A letter sent to Spain’s King Felipe VI by the president of Mexico, seeking an apology for abuses committed during the Spanish conquest 500 years ago, has triggered numerous political reactions.
Spain’s Foreign Minister Josep Borrell said on Tuesday that he “deeply” laments the request by Mexican President Andrés Manuel López Obrador and that, “obviously,” Spain is not going to offer such an “extemporaneous apology.”
Unidas Podemos spokesperson Ione Belarra
“Just like we are not going to ask the French Republic to apologize for what Napoleon’s soldiers did when they invaded Spain. Or like the French are not going to ask the Italians to beg forgiveness for Julius Caesar’s conquest of Gaul,” he added.
Spanish political parties are divided over the issue. While the right-of-center Popular Party (PP), Ciudadanos and far-right party Vox criticized the letter, the leftist group Unidas Podemos defended the request.
Borrell said he had spoken with his Mexican counterpart, and that “we will do everything possible to ensure that relations between our people and governments are not damaged by this unfortunate initiative.”
In a video posted on Twitter, the Mexican president said that the apology should be “for violations of what are today known as human rights: there were killings, impositions... the so-called Conquest was waged with the sword and the cross.”

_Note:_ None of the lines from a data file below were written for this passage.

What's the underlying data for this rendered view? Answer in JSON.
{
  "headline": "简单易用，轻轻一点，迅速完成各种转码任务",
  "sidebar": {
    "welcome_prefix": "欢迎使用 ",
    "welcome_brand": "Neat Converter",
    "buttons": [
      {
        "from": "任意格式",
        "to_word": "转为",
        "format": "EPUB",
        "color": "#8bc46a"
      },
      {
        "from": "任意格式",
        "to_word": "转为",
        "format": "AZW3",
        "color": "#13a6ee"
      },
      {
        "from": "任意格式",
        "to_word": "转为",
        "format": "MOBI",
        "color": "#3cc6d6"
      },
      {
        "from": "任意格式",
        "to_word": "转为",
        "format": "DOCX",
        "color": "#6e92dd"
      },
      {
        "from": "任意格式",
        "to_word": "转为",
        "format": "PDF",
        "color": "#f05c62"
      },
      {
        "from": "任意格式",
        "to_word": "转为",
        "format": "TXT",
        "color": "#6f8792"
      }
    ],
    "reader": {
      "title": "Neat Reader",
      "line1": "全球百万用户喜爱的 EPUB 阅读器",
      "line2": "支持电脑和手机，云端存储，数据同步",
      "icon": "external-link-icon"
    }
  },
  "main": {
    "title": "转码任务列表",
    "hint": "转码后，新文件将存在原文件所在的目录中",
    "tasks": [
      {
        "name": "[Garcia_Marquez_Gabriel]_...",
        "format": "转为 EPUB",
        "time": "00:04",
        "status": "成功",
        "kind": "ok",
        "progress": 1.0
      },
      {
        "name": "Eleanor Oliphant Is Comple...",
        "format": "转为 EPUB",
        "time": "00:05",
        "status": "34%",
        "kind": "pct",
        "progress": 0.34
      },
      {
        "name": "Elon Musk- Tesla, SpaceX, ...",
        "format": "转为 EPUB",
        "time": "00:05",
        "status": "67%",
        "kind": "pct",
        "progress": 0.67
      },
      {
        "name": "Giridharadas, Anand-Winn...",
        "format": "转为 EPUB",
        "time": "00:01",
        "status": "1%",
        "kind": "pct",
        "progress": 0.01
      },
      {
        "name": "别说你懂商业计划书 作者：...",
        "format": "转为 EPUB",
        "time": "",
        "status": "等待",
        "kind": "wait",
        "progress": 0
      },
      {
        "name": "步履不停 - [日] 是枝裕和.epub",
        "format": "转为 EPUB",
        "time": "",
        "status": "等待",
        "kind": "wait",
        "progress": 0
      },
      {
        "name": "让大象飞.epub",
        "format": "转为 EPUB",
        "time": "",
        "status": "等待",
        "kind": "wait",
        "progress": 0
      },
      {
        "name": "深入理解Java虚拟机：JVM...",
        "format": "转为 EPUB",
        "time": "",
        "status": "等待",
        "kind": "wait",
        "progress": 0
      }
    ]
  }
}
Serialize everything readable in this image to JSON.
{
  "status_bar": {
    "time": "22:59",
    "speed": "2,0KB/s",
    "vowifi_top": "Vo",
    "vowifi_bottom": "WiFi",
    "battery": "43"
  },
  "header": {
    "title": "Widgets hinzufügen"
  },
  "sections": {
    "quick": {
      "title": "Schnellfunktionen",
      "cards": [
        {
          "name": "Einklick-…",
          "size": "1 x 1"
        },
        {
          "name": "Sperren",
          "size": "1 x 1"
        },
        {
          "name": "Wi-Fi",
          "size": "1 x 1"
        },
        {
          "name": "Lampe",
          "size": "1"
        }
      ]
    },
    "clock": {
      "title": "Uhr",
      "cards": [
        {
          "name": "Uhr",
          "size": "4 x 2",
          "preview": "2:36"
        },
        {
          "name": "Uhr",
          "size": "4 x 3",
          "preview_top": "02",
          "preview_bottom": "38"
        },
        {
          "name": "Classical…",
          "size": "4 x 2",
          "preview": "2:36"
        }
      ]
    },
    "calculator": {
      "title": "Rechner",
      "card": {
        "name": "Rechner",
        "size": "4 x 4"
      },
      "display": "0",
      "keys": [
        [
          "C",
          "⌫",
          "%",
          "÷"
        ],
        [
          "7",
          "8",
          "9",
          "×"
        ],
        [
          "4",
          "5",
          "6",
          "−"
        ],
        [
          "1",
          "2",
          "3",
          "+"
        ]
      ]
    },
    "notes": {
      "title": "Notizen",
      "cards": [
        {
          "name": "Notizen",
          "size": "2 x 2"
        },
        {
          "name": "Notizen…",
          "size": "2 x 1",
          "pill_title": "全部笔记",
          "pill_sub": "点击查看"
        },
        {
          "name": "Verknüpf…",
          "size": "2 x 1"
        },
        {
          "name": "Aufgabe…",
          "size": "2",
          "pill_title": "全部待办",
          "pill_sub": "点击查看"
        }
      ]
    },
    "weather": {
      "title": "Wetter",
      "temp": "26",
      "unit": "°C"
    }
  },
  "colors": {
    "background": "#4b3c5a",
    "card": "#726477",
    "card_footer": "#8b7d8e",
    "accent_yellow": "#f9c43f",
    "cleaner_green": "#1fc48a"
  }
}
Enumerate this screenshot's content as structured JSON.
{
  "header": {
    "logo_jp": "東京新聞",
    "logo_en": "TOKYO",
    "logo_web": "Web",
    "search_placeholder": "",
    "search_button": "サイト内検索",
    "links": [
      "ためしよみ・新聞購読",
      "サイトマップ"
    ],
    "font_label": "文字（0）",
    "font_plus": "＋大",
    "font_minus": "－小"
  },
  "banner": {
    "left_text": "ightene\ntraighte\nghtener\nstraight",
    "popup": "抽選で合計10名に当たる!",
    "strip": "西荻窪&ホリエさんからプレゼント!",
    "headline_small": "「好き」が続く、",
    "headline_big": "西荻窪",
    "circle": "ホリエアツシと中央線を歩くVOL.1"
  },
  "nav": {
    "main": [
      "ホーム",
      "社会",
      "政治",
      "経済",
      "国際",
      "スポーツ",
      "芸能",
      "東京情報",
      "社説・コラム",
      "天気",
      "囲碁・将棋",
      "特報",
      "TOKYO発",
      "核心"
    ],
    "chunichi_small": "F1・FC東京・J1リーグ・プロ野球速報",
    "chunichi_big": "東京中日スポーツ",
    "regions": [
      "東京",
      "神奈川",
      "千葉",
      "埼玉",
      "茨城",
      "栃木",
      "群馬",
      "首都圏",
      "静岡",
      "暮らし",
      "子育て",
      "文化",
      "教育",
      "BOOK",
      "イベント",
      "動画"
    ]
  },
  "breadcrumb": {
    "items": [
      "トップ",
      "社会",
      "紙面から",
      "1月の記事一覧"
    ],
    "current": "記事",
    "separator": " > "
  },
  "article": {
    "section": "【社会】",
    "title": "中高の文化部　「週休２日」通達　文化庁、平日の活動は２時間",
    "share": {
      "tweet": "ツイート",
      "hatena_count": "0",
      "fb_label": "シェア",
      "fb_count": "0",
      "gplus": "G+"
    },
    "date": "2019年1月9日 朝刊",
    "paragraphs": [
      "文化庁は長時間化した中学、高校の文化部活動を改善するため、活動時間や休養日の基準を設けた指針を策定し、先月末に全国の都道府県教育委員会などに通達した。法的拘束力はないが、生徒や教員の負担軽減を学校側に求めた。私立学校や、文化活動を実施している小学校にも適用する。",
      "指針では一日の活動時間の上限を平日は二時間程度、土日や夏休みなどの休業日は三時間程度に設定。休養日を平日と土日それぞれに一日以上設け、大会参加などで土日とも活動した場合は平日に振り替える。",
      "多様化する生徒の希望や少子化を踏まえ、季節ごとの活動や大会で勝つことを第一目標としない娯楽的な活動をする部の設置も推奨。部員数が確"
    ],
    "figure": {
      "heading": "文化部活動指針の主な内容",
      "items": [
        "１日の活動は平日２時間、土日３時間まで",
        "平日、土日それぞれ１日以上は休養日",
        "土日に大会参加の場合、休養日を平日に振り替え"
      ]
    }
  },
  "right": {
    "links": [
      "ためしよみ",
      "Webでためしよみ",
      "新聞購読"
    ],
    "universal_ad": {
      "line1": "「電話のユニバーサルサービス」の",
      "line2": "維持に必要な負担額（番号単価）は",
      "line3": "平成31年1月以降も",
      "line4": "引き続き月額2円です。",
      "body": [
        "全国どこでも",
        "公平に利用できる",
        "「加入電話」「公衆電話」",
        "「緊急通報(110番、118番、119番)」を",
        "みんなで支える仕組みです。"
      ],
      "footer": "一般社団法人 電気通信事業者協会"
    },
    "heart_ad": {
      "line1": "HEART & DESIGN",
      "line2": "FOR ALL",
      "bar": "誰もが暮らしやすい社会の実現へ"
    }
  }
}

On Tuesday, López Obrador said at a news conference that his intention was to spark a debate on the events of the conquest. This year marks the 500th anniversary of Hernan Cortés’ arrival in modern-day Yucatán.
Mexican President López Obrador
“We want to see if it is possible to create a joint group to create a narrative of what happened, and from that starting point, with humility, accept our own mistakes, apologize and reach mutual reconciliation,” said the Mexican president.
The leftist leader denied that his letter could risk hurting bilateral relations: “This is a matter of will and awareness. Regardless of one’s position, this opens up the possibility of a review of our history.”
López Obrador said he will not attend the events celebrating the 500th anniversary of the foundation of the city of Veracruz on April 22 unless there is a reconciliation agreement with Spain. “I cannot participate in a celebration as head of the Mexican state until this matter is resolved.”
The Spanish government, headed by the Socialist Party (PSOE), has already issued a statement “firmly rejecting” the request. On Tuesday, the leader of the conservative PP, Pablo Casado, nevertheless criticized the government and the “leftist friend of [PM] Pedro Sánchez.”
“What he [López Obrador] said is a veritable affront to Spain. I will not tolerate it,” said Casado, who will be competing with Sánchez for votes at the upcoming general election of April 28. “I don’t believe in Spain’s black legend. Not in the one that was drafted centuries ago, and not in the one that the complex-ridden left is now trying to draft. We are one of the most important nations in the history of humanity.”
Popular Party leader Pablo Casado
Casado also said that “unlike what happened with other empires,” the Spaniards who went to the Americas “ended up having families there” and mixing with the local populations. “Spaniards went there and ended the power of tribes that were murdering their own neighbors cruelly and viciously.”
Ciudadanos leader Albert Rivera said the letter is “an intolerable offense to the Spanish people. That is how populism works: by falsifying history and seeking confrontation.”
Vox leader Santiago Abascal said that “López Obrador, imbued with a sense of indigenist socialism, fails to understand that by asking Spain for reparation he is actually insulting Mexico.”
But Spain’s leftist coalition Unidas Podemos defended the Mexican president. “He is very much right to demand an apology from the king for the abuses of the conquest,” said Ione Belarra, the group’s deputy parliamentary speaker. If Unidas Podemos reaches power, she said, it will start “a process for the recovery of democratic and colonial memory that provides redress to the victims.”
English version by Susana Urra.